Without the kindness of a single person my husband would not be alive. This is the case for many blood cancer patients that depend on life-saving stem cell transplants for a cure. Aside from blood cancers, there are many other diseases that are treatable with bone marrow transplants. Click here to learn more.
Stem cell matching is much more complicated than blood matching. Human leukocyte antigen (HLA) typing is used to match a patient with a donor for their bone marrow transplant. This is not the same as ABO blood typing. HLA is a protein – or marker – found on most cells in your body. Your immune system uses HLA markers to know which cells belong in your body and which do not. Doctors look for a donor with a close human leukocyte antigens (HLA) match to the patient. This close HLA match is the most important factor in finding the best donor for a patient.
The first choice for a bone marrow transplant is to use a matched sibling donor; about 30% of patients have a suitable donor in their family. This leaves the other 70% of patients to rely on Be The Match (the U.S. national bone marrow registry) and other registries around the world to find an unrelated donor.
A patient’s likelihood of finding a donor match on Be The Match ranges from 66% to 97%, depending on ethnic background. Even with a registry of millions, many patients cannot find a match. Because the markers used in matching are inherited, patients are most likely to match someone of the same ethnic ancestry.
Some ethnic groups have more complex tissue types than others. This is especially true for people who identify as multiracial.
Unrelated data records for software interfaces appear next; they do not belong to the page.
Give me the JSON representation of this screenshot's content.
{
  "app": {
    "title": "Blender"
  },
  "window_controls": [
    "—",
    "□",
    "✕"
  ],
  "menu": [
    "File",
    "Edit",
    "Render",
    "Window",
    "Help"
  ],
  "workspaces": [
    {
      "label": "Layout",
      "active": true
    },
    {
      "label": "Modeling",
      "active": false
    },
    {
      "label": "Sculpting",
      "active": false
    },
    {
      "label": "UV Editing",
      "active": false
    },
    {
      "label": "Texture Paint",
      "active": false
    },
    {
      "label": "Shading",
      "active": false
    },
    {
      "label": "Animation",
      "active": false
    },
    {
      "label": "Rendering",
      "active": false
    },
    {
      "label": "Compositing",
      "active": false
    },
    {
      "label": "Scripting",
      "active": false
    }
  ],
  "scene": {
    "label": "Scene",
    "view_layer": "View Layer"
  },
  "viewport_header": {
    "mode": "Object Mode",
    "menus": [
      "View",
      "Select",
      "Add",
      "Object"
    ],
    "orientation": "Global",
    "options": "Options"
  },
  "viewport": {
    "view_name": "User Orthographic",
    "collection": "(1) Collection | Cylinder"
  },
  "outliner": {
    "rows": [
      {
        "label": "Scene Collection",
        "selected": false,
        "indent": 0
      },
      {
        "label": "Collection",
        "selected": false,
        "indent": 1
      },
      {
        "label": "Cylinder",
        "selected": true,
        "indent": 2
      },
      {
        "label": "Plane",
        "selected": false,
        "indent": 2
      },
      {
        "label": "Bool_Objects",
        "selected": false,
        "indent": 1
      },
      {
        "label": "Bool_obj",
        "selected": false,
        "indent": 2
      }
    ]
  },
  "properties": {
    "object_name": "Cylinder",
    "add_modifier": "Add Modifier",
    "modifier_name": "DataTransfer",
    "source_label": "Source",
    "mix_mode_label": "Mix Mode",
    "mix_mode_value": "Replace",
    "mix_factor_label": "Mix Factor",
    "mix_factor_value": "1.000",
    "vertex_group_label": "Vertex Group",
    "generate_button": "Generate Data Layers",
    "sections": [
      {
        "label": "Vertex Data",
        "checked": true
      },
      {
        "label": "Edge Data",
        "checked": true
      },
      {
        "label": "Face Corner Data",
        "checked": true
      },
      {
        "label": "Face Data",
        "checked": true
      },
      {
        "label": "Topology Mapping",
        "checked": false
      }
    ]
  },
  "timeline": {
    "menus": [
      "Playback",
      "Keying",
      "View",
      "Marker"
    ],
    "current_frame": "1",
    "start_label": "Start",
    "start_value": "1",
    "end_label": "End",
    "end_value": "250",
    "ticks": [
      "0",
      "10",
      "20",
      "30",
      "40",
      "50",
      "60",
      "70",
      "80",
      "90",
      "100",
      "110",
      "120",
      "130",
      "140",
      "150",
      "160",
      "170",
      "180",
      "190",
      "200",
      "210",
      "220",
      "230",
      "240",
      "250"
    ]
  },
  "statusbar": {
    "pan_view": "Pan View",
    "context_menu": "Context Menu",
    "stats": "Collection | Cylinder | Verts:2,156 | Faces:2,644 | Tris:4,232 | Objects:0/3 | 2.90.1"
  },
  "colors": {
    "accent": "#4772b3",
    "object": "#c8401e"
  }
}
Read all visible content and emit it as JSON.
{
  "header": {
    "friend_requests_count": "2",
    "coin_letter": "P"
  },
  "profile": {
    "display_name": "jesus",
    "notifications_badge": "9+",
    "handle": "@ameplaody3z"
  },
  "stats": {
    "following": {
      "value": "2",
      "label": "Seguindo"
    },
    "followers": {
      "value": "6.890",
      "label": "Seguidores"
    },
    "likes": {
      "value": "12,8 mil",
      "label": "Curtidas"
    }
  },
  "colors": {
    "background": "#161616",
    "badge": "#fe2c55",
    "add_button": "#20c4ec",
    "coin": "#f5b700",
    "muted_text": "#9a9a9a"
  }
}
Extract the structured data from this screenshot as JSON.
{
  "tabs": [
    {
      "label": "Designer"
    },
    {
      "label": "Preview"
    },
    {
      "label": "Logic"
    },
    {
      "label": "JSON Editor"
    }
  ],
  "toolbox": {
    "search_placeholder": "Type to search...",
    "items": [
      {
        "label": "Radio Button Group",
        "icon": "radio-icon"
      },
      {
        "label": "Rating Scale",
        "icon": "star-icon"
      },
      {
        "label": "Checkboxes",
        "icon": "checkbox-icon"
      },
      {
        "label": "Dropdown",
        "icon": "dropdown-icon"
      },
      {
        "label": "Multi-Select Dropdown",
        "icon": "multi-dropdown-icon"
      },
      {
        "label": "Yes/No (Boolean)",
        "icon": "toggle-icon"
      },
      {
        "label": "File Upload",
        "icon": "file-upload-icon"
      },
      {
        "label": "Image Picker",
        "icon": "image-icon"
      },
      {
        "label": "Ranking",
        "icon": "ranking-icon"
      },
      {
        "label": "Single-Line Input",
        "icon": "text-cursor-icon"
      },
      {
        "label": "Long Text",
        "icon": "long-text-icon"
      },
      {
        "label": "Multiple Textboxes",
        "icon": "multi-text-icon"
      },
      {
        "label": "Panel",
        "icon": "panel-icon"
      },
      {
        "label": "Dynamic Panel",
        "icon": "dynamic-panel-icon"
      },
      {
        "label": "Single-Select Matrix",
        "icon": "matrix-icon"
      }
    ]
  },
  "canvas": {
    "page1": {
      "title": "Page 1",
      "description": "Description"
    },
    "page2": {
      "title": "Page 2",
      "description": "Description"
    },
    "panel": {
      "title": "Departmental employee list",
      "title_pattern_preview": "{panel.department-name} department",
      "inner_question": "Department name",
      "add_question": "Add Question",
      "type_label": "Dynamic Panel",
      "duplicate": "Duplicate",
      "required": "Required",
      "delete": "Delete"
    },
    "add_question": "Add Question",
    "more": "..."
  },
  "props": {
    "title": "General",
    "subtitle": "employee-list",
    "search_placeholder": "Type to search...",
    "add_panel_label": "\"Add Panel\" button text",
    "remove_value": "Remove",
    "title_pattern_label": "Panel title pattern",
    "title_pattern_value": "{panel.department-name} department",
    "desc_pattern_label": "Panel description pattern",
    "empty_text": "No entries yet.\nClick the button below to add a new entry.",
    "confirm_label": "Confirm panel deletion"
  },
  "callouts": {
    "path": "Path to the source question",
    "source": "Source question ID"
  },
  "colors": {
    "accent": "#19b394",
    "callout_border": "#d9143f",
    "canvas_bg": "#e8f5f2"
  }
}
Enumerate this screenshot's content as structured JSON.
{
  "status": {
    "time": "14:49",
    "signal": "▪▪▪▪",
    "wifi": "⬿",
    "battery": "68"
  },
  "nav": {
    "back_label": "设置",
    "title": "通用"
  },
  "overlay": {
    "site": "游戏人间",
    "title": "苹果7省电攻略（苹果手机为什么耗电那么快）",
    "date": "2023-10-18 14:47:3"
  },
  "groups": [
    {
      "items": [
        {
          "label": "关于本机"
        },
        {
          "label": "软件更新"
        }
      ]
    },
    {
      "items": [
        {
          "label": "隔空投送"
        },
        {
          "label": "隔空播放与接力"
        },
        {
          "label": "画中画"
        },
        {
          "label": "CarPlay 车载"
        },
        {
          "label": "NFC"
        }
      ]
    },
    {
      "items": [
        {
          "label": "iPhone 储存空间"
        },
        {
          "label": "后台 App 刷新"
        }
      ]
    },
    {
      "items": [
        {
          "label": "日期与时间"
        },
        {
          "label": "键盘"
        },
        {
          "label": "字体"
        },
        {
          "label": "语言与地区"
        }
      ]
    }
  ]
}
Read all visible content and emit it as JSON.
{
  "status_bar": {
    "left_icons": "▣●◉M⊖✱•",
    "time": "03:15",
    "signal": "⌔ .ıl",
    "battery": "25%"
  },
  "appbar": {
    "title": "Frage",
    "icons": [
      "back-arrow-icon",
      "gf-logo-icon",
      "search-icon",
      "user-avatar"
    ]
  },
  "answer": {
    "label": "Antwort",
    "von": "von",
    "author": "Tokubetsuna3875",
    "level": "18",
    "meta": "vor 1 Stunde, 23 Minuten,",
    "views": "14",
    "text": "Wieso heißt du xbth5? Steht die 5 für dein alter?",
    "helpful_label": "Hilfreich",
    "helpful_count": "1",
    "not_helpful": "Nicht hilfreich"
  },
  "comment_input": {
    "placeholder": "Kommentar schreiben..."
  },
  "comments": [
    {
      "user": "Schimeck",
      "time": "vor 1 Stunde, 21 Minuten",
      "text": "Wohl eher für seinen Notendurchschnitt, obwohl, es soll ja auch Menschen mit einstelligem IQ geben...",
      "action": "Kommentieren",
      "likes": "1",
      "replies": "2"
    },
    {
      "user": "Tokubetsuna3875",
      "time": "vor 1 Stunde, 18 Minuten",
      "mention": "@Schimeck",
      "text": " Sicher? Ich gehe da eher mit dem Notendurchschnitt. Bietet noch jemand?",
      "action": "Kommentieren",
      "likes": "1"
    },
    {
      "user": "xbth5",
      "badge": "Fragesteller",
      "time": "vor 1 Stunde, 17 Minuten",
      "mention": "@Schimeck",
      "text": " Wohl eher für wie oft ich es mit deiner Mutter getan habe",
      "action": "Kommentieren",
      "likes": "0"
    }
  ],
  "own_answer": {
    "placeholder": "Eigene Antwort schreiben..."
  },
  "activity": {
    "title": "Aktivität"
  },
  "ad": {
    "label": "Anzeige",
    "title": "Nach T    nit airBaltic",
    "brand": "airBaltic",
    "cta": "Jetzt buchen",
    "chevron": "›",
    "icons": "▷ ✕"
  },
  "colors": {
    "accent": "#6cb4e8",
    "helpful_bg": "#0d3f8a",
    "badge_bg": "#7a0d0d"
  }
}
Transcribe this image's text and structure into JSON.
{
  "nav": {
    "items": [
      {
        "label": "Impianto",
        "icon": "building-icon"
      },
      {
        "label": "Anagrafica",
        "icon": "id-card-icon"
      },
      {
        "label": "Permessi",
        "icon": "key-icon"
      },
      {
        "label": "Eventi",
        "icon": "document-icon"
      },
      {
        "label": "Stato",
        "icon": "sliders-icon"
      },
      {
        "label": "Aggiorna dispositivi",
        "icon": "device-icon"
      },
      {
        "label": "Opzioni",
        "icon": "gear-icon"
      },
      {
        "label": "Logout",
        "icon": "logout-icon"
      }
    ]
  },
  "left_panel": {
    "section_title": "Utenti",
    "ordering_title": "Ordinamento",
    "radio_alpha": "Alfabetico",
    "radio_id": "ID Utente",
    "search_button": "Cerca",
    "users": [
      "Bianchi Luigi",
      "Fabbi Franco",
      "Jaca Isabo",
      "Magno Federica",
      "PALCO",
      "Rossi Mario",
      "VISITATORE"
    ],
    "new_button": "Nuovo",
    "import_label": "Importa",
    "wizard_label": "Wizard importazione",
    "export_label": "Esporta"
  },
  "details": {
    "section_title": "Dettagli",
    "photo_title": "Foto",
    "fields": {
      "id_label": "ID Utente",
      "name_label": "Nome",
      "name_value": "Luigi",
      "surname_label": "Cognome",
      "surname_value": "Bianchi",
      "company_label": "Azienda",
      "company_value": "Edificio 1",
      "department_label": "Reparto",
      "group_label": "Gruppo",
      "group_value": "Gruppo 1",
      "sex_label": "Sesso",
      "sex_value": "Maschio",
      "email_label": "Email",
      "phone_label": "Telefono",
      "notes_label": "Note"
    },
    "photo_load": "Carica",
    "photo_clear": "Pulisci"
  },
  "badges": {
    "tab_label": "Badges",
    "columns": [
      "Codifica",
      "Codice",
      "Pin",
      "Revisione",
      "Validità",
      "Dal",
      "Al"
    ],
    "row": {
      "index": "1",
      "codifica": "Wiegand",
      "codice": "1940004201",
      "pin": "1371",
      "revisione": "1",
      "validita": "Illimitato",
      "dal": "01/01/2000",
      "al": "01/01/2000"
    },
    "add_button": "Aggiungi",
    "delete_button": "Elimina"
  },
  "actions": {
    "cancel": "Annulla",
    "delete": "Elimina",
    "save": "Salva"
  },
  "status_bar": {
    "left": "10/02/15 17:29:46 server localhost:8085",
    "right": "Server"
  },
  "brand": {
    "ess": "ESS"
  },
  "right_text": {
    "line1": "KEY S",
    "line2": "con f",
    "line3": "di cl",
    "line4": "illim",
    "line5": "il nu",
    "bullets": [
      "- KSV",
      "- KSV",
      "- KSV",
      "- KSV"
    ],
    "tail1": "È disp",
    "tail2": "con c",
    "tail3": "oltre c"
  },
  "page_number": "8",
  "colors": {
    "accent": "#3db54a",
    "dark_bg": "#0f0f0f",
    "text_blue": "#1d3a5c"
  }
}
Adding more potential donors to increase the ethnic diversity of the registry remains an important focus for Be The Match.
Save a life and join today!